Another time she suddenly started to accuse her caregivers of poisoning her. She'd never been paranoid before She was forgetful and disoriented as to space and time, but not much else. This time I jumped on it. She'd recently started taking Keflex for a UTI so I read all the fine print and discovered there is such a thing as Keflex-induced psychosis (!) We stopped the Keflex and her paranoia stopped. BUT - I am positive that if we had just gone to the doctor and said our mom's getting paranoid now, thinks people are poisoning her, he would have put her on an anti-psychotic med with all its horrible side effects. One drug after another.

I guess I'm trying to urge you to look at all your dad's meds and not rely on doctors to do this, because they don't. they should have done this 4 months ago. they should all be aware of what meds your dad is taking, regardless of who prescribed it and their common (and not so common) "side" effects. But that they're only doing it now, after such severe weight loss, is scary to me.

Here's a link about donepezil "side" effects: https://universityhealthnews.com/da...ut-for-this-and-similar-dementia-medications/

Re the B12 - I'm sure you've seen all the posts on the board here about B12, and one shot once a month is not nearly enough for most of the people here. I think it's very likely your dad could need shots at least once a week, if not more. I did shots 3 x a week for a few years and it wasn't enough. I finally started a liquid sublingual methylcobalamin and that finally was enough to make a difference for me. So it doesn't have to be shots.

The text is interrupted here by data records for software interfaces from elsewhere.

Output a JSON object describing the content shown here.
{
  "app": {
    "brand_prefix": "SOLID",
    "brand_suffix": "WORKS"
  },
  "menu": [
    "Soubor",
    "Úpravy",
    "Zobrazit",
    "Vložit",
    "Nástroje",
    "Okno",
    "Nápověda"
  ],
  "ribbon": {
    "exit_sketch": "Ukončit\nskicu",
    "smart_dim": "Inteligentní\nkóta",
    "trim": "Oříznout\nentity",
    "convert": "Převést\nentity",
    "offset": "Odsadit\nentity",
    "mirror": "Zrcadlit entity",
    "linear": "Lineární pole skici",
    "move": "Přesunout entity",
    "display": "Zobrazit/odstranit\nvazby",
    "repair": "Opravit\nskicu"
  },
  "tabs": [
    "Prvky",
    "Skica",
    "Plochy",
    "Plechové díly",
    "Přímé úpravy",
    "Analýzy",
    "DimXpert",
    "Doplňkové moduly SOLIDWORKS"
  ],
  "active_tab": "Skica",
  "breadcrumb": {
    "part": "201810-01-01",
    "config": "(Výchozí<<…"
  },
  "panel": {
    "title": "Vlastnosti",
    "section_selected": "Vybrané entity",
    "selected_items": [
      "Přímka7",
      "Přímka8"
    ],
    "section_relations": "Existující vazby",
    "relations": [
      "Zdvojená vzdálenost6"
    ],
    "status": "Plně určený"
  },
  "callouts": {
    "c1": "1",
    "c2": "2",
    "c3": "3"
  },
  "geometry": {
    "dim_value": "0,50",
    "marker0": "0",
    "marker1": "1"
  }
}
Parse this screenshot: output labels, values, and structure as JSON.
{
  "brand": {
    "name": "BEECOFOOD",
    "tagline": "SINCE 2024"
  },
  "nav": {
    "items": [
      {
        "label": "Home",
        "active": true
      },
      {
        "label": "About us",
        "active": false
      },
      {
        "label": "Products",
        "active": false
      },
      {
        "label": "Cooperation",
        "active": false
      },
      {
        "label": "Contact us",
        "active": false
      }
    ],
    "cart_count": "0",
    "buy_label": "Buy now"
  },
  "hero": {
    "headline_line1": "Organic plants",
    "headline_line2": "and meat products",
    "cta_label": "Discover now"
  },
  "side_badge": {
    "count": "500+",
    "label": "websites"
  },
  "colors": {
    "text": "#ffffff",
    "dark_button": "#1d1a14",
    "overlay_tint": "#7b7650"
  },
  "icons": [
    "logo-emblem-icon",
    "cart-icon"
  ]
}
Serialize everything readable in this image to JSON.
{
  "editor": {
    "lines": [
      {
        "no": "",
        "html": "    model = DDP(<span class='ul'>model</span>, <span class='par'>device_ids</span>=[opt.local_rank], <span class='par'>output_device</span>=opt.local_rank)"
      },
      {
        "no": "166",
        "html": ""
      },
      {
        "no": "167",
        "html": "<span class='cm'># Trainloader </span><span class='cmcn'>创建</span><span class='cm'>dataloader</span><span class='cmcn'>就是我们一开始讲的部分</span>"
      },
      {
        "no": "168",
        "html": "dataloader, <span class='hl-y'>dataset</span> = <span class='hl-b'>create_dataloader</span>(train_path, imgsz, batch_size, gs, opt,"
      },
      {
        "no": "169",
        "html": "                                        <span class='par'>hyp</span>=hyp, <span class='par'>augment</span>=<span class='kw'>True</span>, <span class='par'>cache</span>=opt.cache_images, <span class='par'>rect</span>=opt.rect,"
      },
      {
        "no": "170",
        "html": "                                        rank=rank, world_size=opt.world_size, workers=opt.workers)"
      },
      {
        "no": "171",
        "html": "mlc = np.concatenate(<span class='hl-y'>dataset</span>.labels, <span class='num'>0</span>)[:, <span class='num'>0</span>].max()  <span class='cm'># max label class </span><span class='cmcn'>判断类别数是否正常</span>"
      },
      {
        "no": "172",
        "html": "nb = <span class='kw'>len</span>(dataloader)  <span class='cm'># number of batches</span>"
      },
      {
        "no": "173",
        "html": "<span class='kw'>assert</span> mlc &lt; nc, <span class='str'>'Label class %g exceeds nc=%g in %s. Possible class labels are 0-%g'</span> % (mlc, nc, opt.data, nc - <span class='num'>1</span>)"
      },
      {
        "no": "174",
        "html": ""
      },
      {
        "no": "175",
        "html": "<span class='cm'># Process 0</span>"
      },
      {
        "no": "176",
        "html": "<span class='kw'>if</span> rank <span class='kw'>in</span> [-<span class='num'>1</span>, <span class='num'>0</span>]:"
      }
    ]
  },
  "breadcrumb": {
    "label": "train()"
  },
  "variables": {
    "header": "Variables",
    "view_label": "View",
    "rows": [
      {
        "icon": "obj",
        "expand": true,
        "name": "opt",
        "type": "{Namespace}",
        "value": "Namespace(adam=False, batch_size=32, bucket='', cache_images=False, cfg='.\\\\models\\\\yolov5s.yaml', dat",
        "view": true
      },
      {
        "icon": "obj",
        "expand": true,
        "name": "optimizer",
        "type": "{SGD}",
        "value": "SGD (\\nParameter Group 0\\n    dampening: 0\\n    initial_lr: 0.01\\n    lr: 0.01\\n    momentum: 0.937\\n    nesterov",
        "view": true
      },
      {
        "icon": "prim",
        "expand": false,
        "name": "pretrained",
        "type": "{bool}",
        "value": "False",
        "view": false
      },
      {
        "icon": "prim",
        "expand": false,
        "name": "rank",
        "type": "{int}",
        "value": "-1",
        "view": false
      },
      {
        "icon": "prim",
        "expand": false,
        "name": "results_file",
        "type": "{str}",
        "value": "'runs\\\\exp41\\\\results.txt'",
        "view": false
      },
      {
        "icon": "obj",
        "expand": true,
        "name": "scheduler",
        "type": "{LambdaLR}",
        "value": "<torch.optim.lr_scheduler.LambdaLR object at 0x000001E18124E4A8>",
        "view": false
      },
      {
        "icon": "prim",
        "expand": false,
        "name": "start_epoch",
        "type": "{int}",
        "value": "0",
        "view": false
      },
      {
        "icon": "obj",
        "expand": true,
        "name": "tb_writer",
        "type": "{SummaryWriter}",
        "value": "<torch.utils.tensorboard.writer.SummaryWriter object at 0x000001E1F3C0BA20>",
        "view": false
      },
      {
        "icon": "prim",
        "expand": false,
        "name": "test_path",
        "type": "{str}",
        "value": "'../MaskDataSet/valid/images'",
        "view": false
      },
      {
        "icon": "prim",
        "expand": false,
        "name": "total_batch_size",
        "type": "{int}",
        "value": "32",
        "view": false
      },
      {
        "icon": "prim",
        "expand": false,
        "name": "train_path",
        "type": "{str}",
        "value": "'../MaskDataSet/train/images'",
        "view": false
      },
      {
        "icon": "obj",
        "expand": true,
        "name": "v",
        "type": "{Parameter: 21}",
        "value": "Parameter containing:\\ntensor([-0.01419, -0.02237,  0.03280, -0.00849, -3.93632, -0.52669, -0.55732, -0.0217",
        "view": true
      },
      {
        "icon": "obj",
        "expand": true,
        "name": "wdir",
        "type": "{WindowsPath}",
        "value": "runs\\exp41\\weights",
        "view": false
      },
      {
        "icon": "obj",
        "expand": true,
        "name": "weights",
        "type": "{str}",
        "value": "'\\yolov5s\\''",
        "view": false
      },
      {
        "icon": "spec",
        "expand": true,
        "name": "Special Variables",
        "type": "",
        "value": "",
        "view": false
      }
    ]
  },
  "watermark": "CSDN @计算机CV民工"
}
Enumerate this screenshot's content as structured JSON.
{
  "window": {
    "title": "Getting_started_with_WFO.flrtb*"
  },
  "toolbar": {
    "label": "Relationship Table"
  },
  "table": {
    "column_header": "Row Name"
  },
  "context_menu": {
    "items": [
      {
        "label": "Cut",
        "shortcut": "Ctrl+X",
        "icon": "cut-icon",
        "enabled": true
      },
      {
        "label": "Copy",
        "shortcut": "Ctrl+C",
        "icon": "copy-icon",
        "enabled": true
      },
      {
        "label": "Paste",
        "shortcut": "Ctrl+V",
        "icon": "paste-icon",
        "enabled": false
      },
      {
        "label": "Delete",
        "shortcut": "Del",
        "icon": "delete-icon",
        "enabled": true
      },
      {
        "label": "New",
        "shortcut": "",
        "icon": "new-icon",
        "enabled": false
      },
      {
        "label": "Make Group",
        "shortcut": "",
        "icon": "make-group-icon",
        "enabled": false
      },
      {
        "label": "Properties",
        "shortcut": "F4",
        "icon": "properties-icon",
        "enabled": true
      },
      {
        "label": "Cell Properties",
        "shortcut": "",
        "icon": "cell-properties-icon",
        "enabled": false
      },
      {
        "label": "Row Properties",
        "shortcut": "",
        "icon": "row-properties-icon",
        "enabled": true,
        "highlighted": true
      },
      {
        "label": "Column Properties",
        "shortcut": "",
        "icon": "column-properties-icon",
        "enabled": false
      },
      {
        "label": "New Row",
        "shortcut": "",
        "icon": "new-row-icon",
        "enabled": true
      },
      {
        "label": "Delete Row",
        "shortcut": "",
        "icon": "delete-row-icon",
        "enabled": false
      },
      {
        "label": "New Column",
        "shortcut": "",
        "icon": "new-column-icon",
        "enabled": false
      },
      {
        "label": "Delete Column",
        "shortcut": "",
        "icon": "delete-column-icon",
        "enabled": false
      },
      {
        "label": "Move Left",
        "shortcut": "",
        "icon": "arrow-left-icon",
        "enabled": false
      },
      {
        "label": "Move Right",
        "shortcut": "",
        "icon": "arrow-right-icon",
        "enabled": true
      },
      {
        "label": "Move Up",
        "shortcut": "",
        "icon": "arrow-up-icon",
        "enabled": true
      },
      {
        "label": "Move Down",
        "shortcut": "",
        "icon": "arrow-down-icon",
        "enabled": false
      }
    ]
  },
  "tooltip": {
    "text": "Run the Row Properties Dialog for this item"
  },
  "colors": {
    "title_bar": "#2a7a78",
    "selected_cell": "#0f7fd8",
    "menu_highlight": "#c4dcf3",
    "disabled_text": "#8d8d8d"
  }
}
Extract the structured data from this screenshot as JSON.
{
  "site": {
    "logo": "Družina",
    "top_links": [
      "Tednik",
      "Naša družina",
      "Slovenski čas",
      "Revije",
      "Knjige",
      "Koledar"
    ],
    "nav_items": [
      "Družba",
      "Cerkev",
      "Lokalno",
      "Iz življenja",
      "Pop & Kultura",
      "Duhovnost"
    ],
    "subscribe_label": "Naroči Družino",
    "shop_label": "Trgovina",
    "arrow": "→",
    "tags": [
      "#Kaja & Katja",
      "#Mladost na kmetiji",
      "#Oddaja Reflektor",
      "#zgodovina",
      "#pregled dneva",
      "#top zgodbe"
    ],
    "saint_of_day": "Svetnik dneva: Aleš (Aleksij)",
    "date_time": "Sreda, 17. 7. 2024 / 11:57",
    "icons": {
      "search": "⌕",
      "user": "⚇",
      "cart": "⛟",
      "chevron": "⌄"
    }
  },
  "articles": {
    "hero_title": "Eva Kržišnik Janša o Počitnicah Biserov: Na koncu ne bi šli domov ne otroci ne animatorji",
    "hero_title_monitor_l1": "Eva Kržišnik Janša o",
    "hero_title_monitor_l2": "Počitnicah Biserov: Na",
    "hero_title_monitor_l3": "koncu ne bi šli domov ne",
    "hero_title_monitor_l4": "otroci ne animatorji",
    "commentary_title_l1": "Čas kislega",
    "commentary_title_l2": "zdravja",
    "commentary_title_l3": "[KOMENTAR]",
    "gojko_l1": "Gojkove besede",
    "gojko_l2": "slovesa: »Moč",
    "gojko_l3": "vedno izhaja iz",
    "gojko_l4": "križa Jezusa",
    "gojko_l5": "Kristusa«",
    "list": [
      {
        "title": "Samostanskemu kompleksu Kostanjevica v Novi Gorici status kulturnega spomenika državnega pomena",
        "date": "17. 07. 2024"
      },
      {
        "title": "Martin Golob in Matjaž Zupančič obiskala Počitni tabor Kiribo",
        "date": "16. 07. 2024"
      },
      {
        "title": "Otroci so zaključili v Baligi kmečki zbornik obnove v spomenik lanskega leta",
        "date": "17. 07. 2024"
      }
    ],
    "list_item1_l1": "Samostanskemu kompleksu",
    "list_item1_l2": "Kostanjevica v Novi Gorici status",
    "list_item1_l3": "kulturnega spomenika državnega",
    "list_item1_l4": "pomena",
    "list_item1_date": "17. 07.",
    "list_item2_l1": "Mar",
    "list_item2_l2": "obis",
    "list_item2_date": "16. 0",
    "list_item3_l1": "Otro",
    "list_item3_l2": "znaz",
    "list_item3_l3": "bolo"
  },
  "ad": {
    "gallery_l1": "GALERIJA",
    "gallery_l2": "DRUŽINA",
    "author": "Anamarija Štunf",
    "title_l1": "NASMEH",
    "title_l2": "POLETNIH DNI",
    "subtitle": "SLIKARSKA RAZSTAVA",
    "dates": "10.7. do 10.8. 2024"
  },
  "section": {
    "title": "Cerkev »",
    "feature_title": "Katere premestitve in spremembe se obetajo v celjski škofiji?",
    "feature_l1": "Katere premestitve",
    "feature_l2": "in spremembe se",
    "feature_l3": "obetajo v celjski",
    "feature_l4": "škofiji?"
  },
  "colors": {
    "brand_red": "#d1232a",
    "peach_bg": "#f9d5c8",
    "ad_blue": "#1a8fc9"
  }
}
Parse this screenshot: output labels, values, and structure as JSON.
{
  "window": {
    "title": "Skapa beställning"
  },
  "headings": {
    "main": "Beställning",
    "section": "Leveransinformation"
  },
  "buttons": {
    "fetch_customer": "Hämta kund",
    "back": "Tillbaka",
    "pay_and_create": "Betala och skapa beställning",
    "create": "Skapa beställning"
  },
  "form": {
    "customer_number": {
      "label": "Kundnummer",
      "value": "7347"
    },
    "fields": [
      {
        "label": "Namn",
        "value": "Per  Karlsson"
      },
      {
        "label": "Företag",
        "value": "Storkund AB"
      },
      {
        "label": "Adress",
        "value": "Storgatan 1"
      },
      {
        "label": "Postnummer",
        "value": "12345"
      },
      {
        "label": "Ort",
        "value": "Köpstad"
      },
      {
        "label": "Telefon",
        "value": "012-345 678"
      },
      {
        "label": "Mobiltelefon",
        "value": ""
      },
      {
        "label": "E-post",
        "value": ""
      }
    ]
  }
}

So I'd urge you to look more thoroughly into the lack of B12. It might make it so your dad wouldn't have to take more meds. Most doctors are really not up on nutrition. They're not taught it, but they're also not taught nearly enough about the drugs they hand out either.